WORK TASK :: Each of the records below must be reproduced verbatim.
───── PROVIDED MATERIAL ─────
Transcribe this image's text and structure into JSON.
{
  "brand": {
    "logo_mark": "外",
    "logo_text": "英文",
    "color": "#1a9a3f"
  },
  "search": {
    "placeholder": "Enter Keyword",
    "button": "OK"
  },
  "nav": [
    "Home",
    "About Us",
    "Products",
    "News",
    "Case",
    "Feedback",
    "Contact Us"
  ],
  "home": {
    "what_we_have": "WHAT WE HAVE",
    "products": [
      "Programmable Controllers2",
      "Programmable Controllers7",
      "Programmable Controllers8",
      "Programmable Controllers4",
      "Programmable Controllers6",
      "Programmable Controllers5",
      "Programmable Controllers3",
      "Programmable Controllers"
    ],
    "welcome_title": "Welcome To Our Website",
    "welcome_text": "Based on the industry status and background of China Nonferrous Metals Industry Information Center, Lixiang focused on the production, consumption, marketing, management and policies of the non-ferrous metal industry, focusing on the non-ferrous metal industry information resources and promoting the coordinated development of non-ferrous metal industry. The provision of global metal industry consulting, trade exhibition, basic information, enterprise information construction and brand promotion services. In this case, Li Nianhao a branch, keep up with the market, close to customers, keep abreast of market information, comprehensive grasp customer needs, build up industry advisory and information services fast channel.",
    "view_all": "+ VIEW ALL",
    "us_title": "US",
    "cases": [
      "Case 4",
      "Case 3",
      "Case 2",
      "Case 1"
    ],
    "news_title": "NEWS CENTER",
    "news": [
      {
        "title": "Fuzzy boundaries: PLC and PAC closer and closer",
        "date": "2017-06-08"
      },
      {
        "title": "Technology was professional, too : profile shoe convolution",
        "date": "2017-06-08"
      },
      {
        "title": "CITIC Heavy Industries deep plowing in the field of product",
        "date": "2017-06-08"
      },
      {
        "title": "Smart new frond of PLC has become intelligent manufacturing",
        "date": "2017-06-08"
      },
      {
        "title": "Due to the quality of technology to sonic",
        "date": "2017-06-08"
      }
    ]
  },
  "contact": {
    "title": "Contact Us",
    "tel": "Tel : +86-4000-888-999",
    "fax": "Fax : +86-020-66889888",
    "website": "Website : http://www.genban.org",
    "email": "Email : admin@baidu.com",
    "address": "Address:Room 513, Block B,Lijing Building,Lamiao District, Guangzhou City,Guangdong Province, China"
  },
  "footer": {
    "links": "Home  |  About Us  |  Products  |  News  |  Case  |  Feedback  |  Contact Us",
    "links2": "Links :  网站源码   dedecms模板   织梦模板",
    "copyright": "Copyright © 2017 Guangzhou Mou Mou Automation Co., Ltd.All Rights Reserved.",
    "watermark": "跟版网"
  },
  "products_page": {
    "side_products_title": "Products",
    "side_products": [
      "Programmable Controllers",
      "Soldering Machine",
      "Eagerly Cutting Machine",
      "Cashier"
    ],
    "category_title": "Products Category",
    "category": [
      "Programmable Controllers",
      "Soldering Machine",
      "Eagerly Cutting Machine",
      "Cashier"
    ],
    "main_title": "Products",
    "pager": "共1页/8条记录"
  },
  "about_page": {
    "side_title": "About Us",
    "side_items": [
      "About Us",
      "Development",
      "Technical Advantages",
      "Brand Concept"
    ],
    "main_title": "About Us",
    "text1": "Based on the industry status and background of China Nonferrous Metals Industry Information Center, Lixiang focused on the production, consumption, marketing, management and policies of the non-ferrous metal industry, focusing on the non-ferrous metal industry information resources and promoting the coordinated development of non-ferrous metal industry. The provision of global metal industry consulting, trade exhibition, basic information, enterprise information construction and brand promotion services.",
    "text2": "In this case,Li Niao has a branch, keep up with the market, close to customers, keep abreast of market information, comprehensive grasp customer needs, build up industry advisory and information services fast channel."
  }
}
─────
YOUR SOLUTION ::
Transcribe this image's text and structure into JSON.
{
  "brand": {
    "logo_mark": "外",
    "logo_text": "英文",
    "color": "#1a9a3f"
  },
  "search": {
    "placeholder": "Enter Keyword",
    "button": "OK"
  },
  "nav": [
    "Home",
    "About Us",
    "Products",
    "News",
    "Case",
    "Feedback",
    "Contact Us"
  ],
  "home": {
    "what_we_have": "WHAT WE HAVE",
    "products": [
      "Programmable Controllers2",
      "Programmable Controllers7",
      "Programmable Controllers8",
      "Programmable Controllers4",
      "Programmable Controllers6",
      "Programmable Controllers5",
      "Programmable Controllers3",
      "Programmable Controllers"
    ],
    "welcome_title": "Welcome To Our Website",
    "welcome_text": "Based on the industry status and background of China Nonferrous Metals Industry Information Center, Lixiang focused on the production, consumption, marketing, management and policies of the non-ferrous metal industry, focusing on the non-ferrous metal industry information resources and promoting the coordinated development of non-ferrous metal industry. The provision of global metal industry consulting, trade exhibition, basic information, enterprise information construction and brand promotion services. In this case, Li Nianhao a branch, keep up with the market, close to customers, keep abreast of market information, comprehensive grasp customer needs, build up industry advisory and information services fast channel.",
    "view_all": "+ VIEW ALL",
    "us_title": "US",
    "cases": [
      "Case 4",
      "Case 3",
      "Case 2",
      "Case 1"
    ],
    "news_title": "NEWS CENTER",
    "news": [
      {
        "title": "Fuzzy boundaries: PLC and PAC closer and closer",
        "date": "2017-06-08"
      },
      {
        "title": "Technology was professional, too : profile shoe convolution",
        "date": "2017-06-08"
      },
      {
        "title": "CITIC Heavy Industries deep plowing in the field of product",
        "date": "2017-06-08"
      },
      {
        "title": "Smart new frond of PLC has become intelligent manufacturing",
        "date": "2017-06-08"
      },
      {
        "title": "Due to the quality of technology to sonic",
        "date": "2017-06-08"
      }
    ]
  },
  "contact": {
    "title": "Contact Us",
    "tel": "Tel : +86-4000-888-999",
    "fax": "Fax : +86-020-66889888",
    "website": "Website : http://www.genban.org",
    "email": "Email : admin@baidu.com",
    "address": "Address:Room 513, Block B,Lijing Building,Lamiao District, Guangzhou City,Guangdong Province, China"
  },
  "footer": {
    "links": "Home  |  About Us  |  Products  |  News  |  Case  |  Feedback  |  Contact Us",
    "links2": "Links :  网站源码   dedecms模板   织梦模板",
    "copyright": "Copyright © 2017 Guangzhou Mou Mou Automation Co., Ltd.All Rights Reserved.",
    "watermark": "跟版网"
  },
  "products_page": {
    "side_products_title": "Products",
    "side_products": [
      "Programmable Controllers",
      "Soldering Machine",
      "Eagerly Cutting Machine",
      "Cashier"
    ],
    "category_title": "Products Category",
    "category": [
      "Programmable Controllers",
      "Soldering Machine",
      "Eagerly Cutting Machine",
      "Cashier"
    ],
    "main_title": "Products",
    "pager": "共1页/8条记录"
  },
  "about_page": {
    "side_title": "About Us",
    "side_items": [
      "About Us",
      "Development",
      "Technical Advantages",
      "Brand Concept"
    ],
    "main_title": "About Us",
    "text1": "Based on the industry status and background of China Nonferrous Metals Industry Information Center, Lixiang focused on the production, consumption, marketing, management and policies of the non-ferrous metal industry, focusing on the non-ferrous metal industry information resources and promoting the coordinated development of non-ferrous metal industry. The provision of global metal industry consulting, trade exhibition, basic information, enterprise information construction and brand promotion services.",
    "text2": "In this case,Li Niao has a branch, keep up with the market, close to customers, keep abreast of market information, comprehensive grasp customer needs, build up industry advisory and information services fast channel."
  }
}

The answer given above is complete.